The laboratory was quiet save for the soft whirring of a machine and the occasional squeaks of rats in a small cage. Racks of test tubes, flasks, and microscopes covered the workspaces. At one station, a laboratory technician adjusted the settings on an incubator, jotted it down on a clipboard, and passed it to his colleague who was poring over notes and notes of research.Read More »
They arrived first: one Asian girl checking their reservation with the host and the other girl checking her frizzy hair in a pocket mirror.
“Stupid humidity—every time,” she groaned as they were shown to their table.
“Do you think she’ll show up?” the Asian girl asked. “Probably not, right? It’s been five years since we’ve talked.”
I heard the roar of his motorcycle before I saw him, quieting to a murmur as he parked beside the shed. I knew he would use the overrun bushes nearby to hide his bike and I heard the crinkle of the leaves as he walked to the door. Five steps separated his bike from the door and I counted them in my head.
He only had time to grab his son and run. Together, they ran with the clothes on their back and their photo identification cards stuffed hastily in his pocket. They didn’t even have time to say goodbye.
Then again, there wasn’t much to say goodbye to. Behind them was fire, merciless and consuming, devouring each house like a starving dragon. Behind them were bodies, riddled with bullets, each hole dripping bloody dreams and hopes. Behind them were the graves of his wife and daughter, the screams of their last moments forever playing in his ears like a broken record.
“I can’t believe you’re serious about doing this. What if people see you?”
“That’s what the mask is for.” He pointed to the white mask already secured on his face, his identity hidden behind an oversized smile, red cheeks, and a wide black mustache.
“And if they decide to shoot you first and ask questions later?”Read More »
“Paku, get your big butt off the floor and let’s go!”
“No.” The 1,000-pound polar bear laid on the ice cap, his wet snout resting on his front paws.
“I’m warning you, if you don’t move willingly, I’m going to use force.”
Paku opened one dark brown eye, scanned my 5’1″ petite frame, and let out a derisive snort. Frustrated, I kicked one of his hind legs.
“Hmm, for a kid graduating high school as valedictorian, he sure is lacking in the common-sense department,” he said to his wife, lounging on a chair beside him as they floated on the easy tide.
“The smarts come from my side of the family, the lack of common sense is clearly from you,” his wife teased, splashing him with her foot.Read More »
It was a taunt, wiping the rain off the window so she could see clearly through it to the empty street outside. No police cars staked out on highways looking for her.
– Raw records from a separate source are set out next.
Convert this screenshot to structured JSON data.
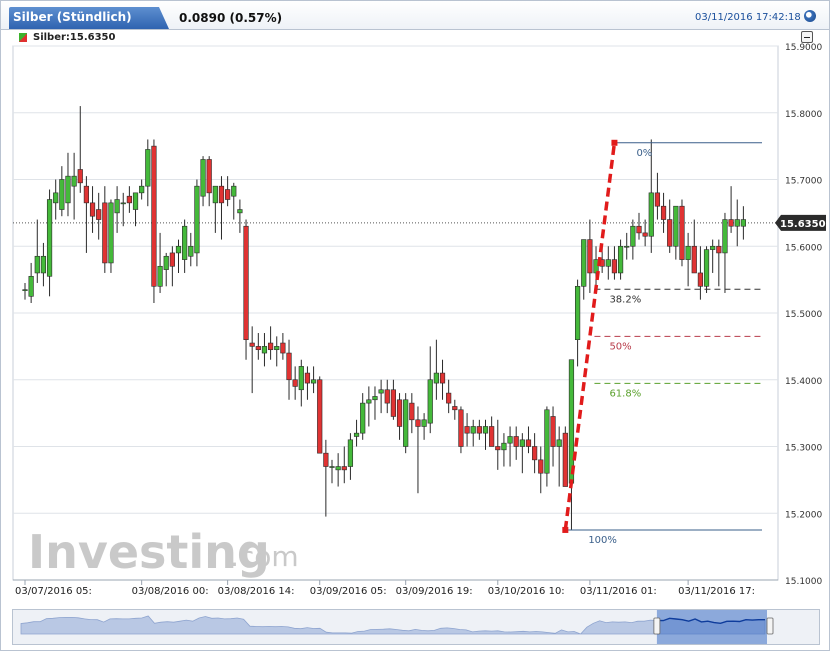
{
  "header": {
    "title": "Silber (Stündlich)",
    "change": "0.0890 (0.57%)",
    "timestamp": "03/11/2016 17:42:18"
  },
  "legend": {
    "label": "Silber:15.6350",
    "swatch_colors": [
      "#3cb22c",
      "#e03030"
    ]
  },
  "watermark": {
    "brand": "Investing",
    "suffix": ".com"
  },
  "colors": {
    "up": "#44b93a",
    "down": "#e03333",
    "fib_line": "#e11b1b",
    "fib_0": "#3a5f8a",
    "fib_382": "#333333",
    "fib_50": "#b83c4a",
    "fib_618": "#5aa02c",
    "price_tag_bg": "#2b2b2b",
    "grid": "#dfe3e8"
  },
  "chart_data": {
    "type": "candlestick",
    "title": "",
    "xlabel": "",
    "ylabel": "",
    "ylim": [
      15.1,
      15.9
    ],
    "y_ticks": [
      "15.1000",
      "15.2000",
      "15.3000",
      "15.4000",
      "15.5000",
      "15.6000",
      "15.7000",
      "15.8000",
      "15.9000"
    ],
    "x_ticks": [
      {
        "label": "03/07/2016 05:",
        "index": 0
      },
      {
        "label": "03/08/2016 00:",
        "index": 19
      },
      {
        "label": "03/08/2016 14:",
        "index": 33
      },
      {
        "label": "03/09/2016 05:",
        "index": 48
      },
      {
        "label": "03/09/2016 19:",
        "index": 62
      },
      {
        "label": "03/10/2016 10:",
        "index": 77
      },
      {
        "label": "03/11/2016 01:",
        "index": 92
      },
      {
        "label": "03/11/2016 17:",
        "index": 108
      }
    ],
    "last_price": "15.6350",
    "last_price_value": 15.635,
    "candles": [
      {
        "o": 15.535,
        "h": 15.545,
        "l": 15.52,
        "c": 15.535
      },
      {
        "o": 15.525,
        "h": 15.575,
        "l": 15.515,
        "c": 15.555
      },
      {
        "o": 15.56,
        "h": 15.64,
        "l": 15.545,
        "c": 15.585
      },
      {
        "o": 15.56,
        "h": 15.605,
        "l": 15.54,
        "c": 15.585
      },
      {
        "o": 15.555,
        "h": 15.685,
        "l": 15.525,
        "c": 15.67
      },
      {
        "o": 15.665,
        "h": 15.7,
        "l": 15.64,
        "c": 15.68
      },
      {
        "o": 15.655,
        "h": 15.72,
        "l": 15.645,
        "c": 15.7
      },
      {
        "o": 15.665,
        "h": 15.74,
        "l": 15.645,
        "c": 15.705
      },
      {
        "o": 15.69,
        "h": 15.74,
        "l": 15.64,
        "c": 15.705
      },
      {
        "o": 15.715,
        "h": 15.81,
        "l": 15.68,
        "c": 15.695
      },
      {
        "o": 15.69,
        "h": 15.705,
        "l": 15.59,
        "c": 15.665
      },
      {
        "o": 15.665,
        "h": 15.69,
        "l": 15.62,
        "c": 15.645
      },
      {
        "o": 15.655,
        "h": 15.68,
        "l": 15.61,
        "c": 15.64
      },
      {
        "o": 15.665,
        "h": 15.69,
        "l": 15.56,
        "c": 15.575
      },
      {
        "o": 15.575,
        "h": 15.67,
        "l": 15.56,
        "c": 15.665
      },
      {
        "o": 15.65,
        "h": 15.69,
        "l": 15.62,
        "c": 15.67
      },
      {
        "o": 15.665,
        "h": 15.68,
        "l": 15.63,
        "c": 15.665
      },
      {
        "o": 15.675,
        "h": 15.69,
        "l": 15.65,
        "c": 15.665
      },
      {
        "o": 15.655,
        "h": 15.68,
        "l": 15.63,
        "c": 15.68
      },
      {
        "o": 15.68,
        "h": 15.7,
        "l": 15.67,
        "c": 15.69
      },
      {
        "o": 15.69,
        "h": 15.76,
        "l": 15.66,
        "c": 15.745
      },
      {
        "o": 15.75,
        "h": 15.76,
        "l": 15.515,
        "c": 15.54
      },
      {
        "o": 15.54,
        "h": 15.62,
        "l": 15.53,
        "c": 15.57
      },
      {
        "o": 15.565,
        "h": 15.59,
        "l": 15.54,
        "c": 15.585
      },
      {
        "o": 15.59,
        "h": 15.6,
        "l": 15.54,
        "c": 15.57
      },
      {
        "o": 15.59,
        "h": 15.61,
        "l": 15.56,
        "c": 15.6
      },
      {
        "o": 15.58,
        "h": 15.64,
        "l": 15.56,
        "c": 15.63
      },
      {
        "o": 15.585,
        "h": 15.62,
        "l": 15.57,
        "c": 15.6
      },
      {
        "o": 15.59,
        "h": 15.7,
        "l": 15.57,
        "c": 15.69
      },
      {
        "o": 15.675,
        "h": 15.735,
        "l": 15.66,
        "c": 15.73
      },
      {
        "o": 15.73,
        "h": 15.735,
        "l": 15.66,
        "c": 15.68
      },
      {
        "o": 15.665,
        "h": 15.69,
        "l": 15.62,
        "c": 15.69
      },
      {
        "o": 15.69,
        "h": 15.705,
        "l": 15.61,
        "c": 15.665
      },
      {
        "o": 15.685,
        "h": 15.705,
        "l": 15.66,
        "c": 15.67
      },
      {
        "o": 15.675,
        "h": 15.695,
        "l": 15.64,
        "c": 15.69
      },
      {
        "o": 15.65,
        "h": 15.67,
        "l": 15.62,
        "c": 15.655
      },
      {
        "o": 15.63,
        "h": 15.64,
        "l": 15.43,
        "c": 15.46
      },
      {
        "o": 15.455,
        "h": 15.48,
        "l": 15.38,
        "c": 15.45
      },
      {
        "o": 15.45,
        "h": 15.47,
        "l": 15.43,
        "c": 15.445
      },
      {
        "o": 15.44,
        "h": 15.47,
        "l": 15.42,
        "c": 15.45
      },
      {
        "o": 15.455,
        "h": 15.48,
        "l": 15.43,
        "c": 15.445
      },
      {
        "o": 15.445,
        "h": 15.465,
        "l": 15.42,
        "c": 15.45
      },
      {
        "o": 15.455,
        "h": 15.47,
        "l": 15.43,
        "c": 15.44
      },
      {
        "o": 15.44,
        "h": 15.46,
        "l": 15.37,
        "c": 15.4
      },
      {
        "o": 15.4,
        "h": 15.42,
        "l": 15.37,
        "c": 15.39
      },
      {
        "o": 15.385,
        "h": 15.43,
        "l": 15.36,
        "c": 15.42
      },
      {
        "o": 15.41,
        "h": 15.42,
        "l": 15.37,
        "c": 15.395
      },
      {
        "o": 15.395,
        "h": 15.42,
        "l": 15.38,
        "c": 15.4
      },
      {
        "o": 15.4,
        "h": 15.405,
        "l": 15.29,
        "c": 15.29
      },
      {
        "o": 15.29,
        "h": 15.31,
        "l": 15.195,
        "c": 15.27
      },
      {
        "o": 15.27,
        "h": 15.28,
        "l": 15.245,
        "c": 15.27
      },
      {
        "o": 15.265,
        "h": 15.29,
        "l": 15.24,
        "c": 15.27
      },
      {
        "o": 15.27,
        "h": 15.3,
        "l": 15.245,
        "c": 15.265
      },
      {
        "o": 15.27,
        "h": 15.32,
        "l": 15.25,
        "c": 15.31
      },
      {
        "o": 15.315,
        "h": 15.34,
        "l": 15.3,
        "c": 15.32
      },
      {
        "o": 15.32,
        "h": 15.38,
        "l": 15.31,
        "c": 15.365
      },
      {
        "o": 15.365,
        "h": 15.39,
        "l": 15.33,
        "c": 15.37
      },
      {
        "o": 15.37,
        "h": 15.39,
        "l": 15.34,
        "c": 15.375
      },
      {
        "o": 15.38,
        "h": 15.4,
        "l": 15.35,
        "c": 15.385
      },
      {
        "o": 15.385,
        "h": 15.4,
        "l": 15.35,
        "c": 15.365
      },
      {
        "o": 15.385,
        "h": 15.4,
        "l": 15.34,
        "c": 15.345
      },
      {
        "o": 15.37,
        "h": 15.38,
        "l": 15.31,
        "c": 15.33
      },
      {
        "o": 15.3,
        "h": 15.38,
        "l": 15.29,
        "c": 15.37
      },
      {
        "o": 15.365,
        "h": 15.38,
        "l": 15.32,
        "c": 15.34
      },
      {
        "o": 15.34,
        "h": 15.36,
        "l": 15.23,
        "c": 15.33
      },
      {
        "o": 15.33,
        "h": 15.35,
        "l": 15.31,
        "c": 15.34
      },
      {
        "o": 15.335,
        "h": 15.45,
        "l": 15.32,
        "c": 15.4
      },
      {
        "o": 15.395,
        "h": 15.46,
        "l": 15.37,
        "c": 15.41
      },
      {
        "o": 15.41,
        "h": 15.43,
        "l": 15.37,
        "c": 15.395
      },
      {
        "o": 15.38,
        "h": 15.4,
        "l": 15.35,
        "c": 15.365
      },
      {
        "o": 15.36,
        "h": 15.37,
        "l": 15.34,
        "c": 15.355
      },
      {
        "o": 15.355,
        "h": 15.36,
        "l": 15.29,
        "c": 15.3
      },
      {
        "o": 15.33,
        "h": 15.35,
        "l": 15.3,
        "c": 15.32
      },
      {
        "o": 15.32,
        "h": 15.34,
        "l": 15.3,
        "c": 15.33
      },
      {
        "o": 15.33,
        "h": 15.34,
        "l": 15.31,
        "c": 15.32
      },
      {
        "o": 15.32,
        "h": 15.34,
        "l": 15.295,
        "c": 15.33
      },
      {
        "o": 15.33,
        "h": 15.345,
        "l": 15.31,
        "c": 15.3
      },
      {
        "o": 15.3,
        "h": 15.34,
        "l": 15.265,
        "c": 15.295
      },
      {
        "o": 15.295,
        "h": 15.32,
        "l": 15.27,
        "c": 15.305
      },
      {
        "o": 15.305,
        "h": 15.33,
        "l": 15.27,
        "c": 15.315
      },
      {
        "o": 15.315,
        "h": 15.33,
        "l": 15.28,
        "c": 15.3
      },
      {
        "o": 15.3,
        "h": 15.32,
        "l": 15.26,
        "c": 15.31
      },
      {
        "o": 15.31,
        "h": 15.33,
        "l": 15.29,
        "c": 15.3
      },
      {
        "o": 15.3,
        "h": 15.32,
        "l": 15.26,
        "c": 15.28
      },
      {
        "o": 15.28,
        "h": 15.3,
        "l": 15.23,
        "c": 15.26
      },
      {
        "o": 15.26,
        "h": 15.36,
        "l": 15.24,
        "c": 15.355
      },
      {
        "o": 15.345,
        "h": 15.36,
        "l": 15.27,
        "c": 15.3
      },
      {
        "o": 15.3,
        "h": 15.33,
        "l": 15.24,
        "c": 15.31
      },
      {
        "o": 15.32,
        "h": 15.33,
        "l": 15.24,
        "c": 15.24
      },
      {
        "o": 15.245,
        "h": 15.43,
        "l": 15.175,
        "c": 15.43
      },
      {
        "o": 15.46,
        "h": 15.55,
        "l": 15.42,
        "c": 15.54
      },
      {
        "o": 15.54,
        "h": 15.61,
        "l": 15.52,
        "c": 15.61
      },
      {
        "o": 15.61,
        "h": 15.64,
        "l": 15.53,
        "c": 15.56
      },
      {
        "o": 15.56,
        "h": 15.6,
        "l": 15.54,
        "c": 15.58
      },
      {
        "o": 15.58,
        "h": 15.6,
        "l": 15.56,
        "c": 15.57
      },
      {
        "o": 15.57,
        "h": 15.6,
        "l": 15.55,
        "c": 15.58
      },
      {
        "o": 15.58,
        "h": 15.6,
        "l": 15.55,
        "c": 15.56
      },
      {
        "o": 15.56,
        "h": 15.61,
        "l": 15.55,
        "c": 15.6
      },
      {
        "o": 15.6,
        "h": 15.62,
        "l": 15.58,
        "c": 15.6
      },
      {
        "o": 15.6,
        "h": 15.64,
        "l": 15.58,
        "c": 15.63
      },
      {
        "o": 15.63,
        "h": 15.65,
        "l": 15.61,
        "c": 15.62
      },
      {
        "o": 15.62,
        "h": 15.64,
        "l": 15.6,
        "c": 15.615
      },
      {
        "o": 15.615,
        "h": 15.76,
        "l": 15.59,
        "c": 15.68
      },
      {
        "o": 15.68,
        "h": 15.71,
        "l": 15.64,
        "c": 15.66
      },
      {
        "o": 15.66,
        "h": 15.68,
        "l": 15.62,
        "c": 15.64
      },
      {
        "o": 15.64,
        "h": 15.67,
        "l": 15.59,
        "c": 15.6
      },
      {
        "o": 15.6,
        "h": 15.66,
        "l": 15.58,
        "c": 15.66
      },
      {
        "o": 15.66,
        "h": 15.67,
        "l": 15.57,
        "c": 15.58
      },
      {
        "o": 15.58,
        "h": 15.62,
        "l": 15.54,
        "c": 15.6
      },
      {
        "o": 15.6,
        "h": 15.64,
        "l": 15.57,
        "c": 15.56
      },
      {
        "o": 15.56,
        "h": 15.6,
        "l": 15.52,
        "c": 15.54
      },
      {
        "o": 15.54,
        "h": 15.6,
        "l": 15.53,
        "c": 15.595
      },
      {
        "o": 15.595,
        "h": 15.61,
        "l": 15.56,
        "c": 15.6
      },
      {
        "o": 15.6,
        "h": 15.61,
        "l": 15.54,
        "c": 15.59
      },
      {
        "o": 15.59,
        "h": 15.65,
        "l": 15.53,
        "c": 15.64
      },
      {
        "o": 15.64,
        "h": 15.69,
        "l": 15.62,
        "c": 15.63
      },
      {
        "o": 15.63,
        "h": 15.67,
        "l": 15.6,
        "c": 15.64
      },
      {
        "o": 15.63,
        "h": 15.66,
        "l": 15.61,
        "c": 15.64
      }
    ],
    "fibonacci": {
      "start": {
        "index": 88,
        "value": 15.175
      },
      "end": {
        "index": 96,
        "value": 15.755
      },
      "levels": [
        {
          "label": "0%",
          "value": 15.755
        },
        {
          "label": "38.2%",
          "value": 15.5355
        },
        {
          "label": "50%",
          "value": 15.465
        },
        {
          "label": "61.8%",
          "value": 15.3945
        },
        {
          "label": "100%",
          "value": 15.175
        }
      ]
    }
  }
}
No news headlines about a missing girl, described as a quiet, straight-A student, last seen walking home by herself on the last day of school. No one talking about her, asking strangers if they’d seen her, wondering if she was still alive.Read More »
“Left…left…left, right,” Daniel chanted like a drill sergeant as he and his younger brother diligently pedaled their two-seater bicycle up and down the park trail.
“Shut…shut…shut up,” Derrick mocked. “Man, this is so embarrassing.”
The rickety ladder of the fire escape swayed as he climbed. Paint from the rungs peeled off and stuck to his palms. The metal cans clanged in his backpack, but he kept up his steady climb.
Reaching the rooftop, he hoisted himself up and swung his legs over, rolling onto his side with the ease of someone who had done this many times. He allowed himself a moment to admire the sight: luxury condominiums touching the sky, the 7 train chugging along, and a bird’s eye view of the living collage of graffiti artwork that covered the walls of the building he was standing on. Read More »